What does Cal need to do to beat Arizona?
Nick Kranz: I think the game will very much hinge on Arizona's run offense vs. Cal's run defense. Arizona has one of the best running attacks in the country (maybe THE best with Tate as starter) and they've been both efficient AND explosive. Cal's run defense has really struggled to stop teams from getting consistent gains of 5–7 yards, but they've been really good at preventing long runs (8th nationally with only four runs longer than 20 yards all year).
So, can Cal's defense get off the field if Arizona keeps biting off runs of 5–10 yards in a row? And can Arizona get those huge runs that have fueled their offense over the last two weeks? And can Cal stop a running quarterback, which is a wrinkle the new Wilcox defense really hasn't faced yet this year?
Ruey Yen: My perception of Arizona has steadily improved over the course of this season. I had originally circled this game as one of the more winnable ones for the Bears. Obviously, containing Khalil Tate is a must. I think the Cal defense will need to win the battle of turnovers to pull this one off.
boomtho: I think three things stand out:
- Contain Khalil Tate and force him to be a passer
- Balance generating pressure with maintaining contain
- Generate turnovers and actually convert those into points
Nick Kranz: Arizona 35, Cal 27.
Ruey Yen: To balance Nick and because this game is in Berkeley, I'll go with Cal 34, Arizona 31 as the Golden Bears down the Wildcats.
boomtho: Arizona 38, Cal 28

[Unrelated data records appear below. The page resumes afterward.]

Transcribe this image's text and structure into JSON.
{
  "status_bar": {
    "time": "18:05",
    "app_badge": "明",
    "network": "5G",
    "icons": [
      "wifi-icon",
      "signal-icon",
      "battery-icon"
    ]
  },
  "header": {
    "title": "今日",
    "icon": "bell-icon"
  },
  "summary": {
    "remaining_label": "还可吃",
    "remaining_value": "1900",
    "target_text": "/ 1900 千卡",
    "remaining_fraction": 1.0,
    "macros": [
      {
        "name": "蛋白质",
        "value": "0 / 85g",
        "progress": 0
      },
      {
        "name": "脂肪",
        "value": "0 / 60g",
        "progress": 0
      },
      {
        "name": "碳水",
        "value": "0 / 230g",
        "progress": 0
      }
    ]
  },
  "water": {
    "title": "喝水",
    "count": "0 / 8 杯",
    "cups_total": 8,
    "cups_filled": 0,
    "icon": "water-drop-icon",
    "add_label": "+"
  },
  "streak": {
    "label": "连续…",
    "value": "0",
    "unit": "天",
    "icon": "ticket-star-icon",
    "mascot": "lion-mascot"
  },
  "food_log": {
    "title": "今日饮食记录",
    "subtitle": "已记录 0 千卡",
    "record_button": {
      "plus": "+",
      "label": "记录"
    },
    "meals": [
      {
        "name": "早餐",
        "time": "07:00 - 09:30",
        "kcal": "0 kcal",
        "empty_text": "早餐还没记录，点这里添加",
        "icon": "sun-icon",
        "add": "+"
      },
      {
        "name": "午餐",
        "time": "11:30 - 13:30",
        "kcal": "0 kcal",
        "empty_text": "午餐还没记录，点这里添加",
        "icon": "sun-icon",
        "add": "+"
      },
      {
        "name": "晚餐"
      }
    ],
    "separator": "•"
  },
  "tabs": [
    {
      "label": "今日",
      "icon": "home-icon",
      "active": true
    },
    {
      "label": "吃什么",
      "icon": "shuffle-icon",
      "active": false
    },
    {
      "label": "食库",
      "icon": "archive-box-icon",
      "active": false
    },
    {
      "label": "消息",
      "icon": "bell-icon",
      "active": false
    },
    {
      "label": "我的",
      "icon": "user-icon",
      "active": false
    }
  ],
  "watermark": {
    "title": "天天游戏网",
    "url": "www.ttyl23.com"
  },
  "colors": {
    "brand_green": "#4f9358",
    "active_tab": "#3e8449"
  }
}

Thanks again to our friends at California Golden Blogs for answering our questions for Saturday’s game. We answered questions for them about Arizona, which you can find here.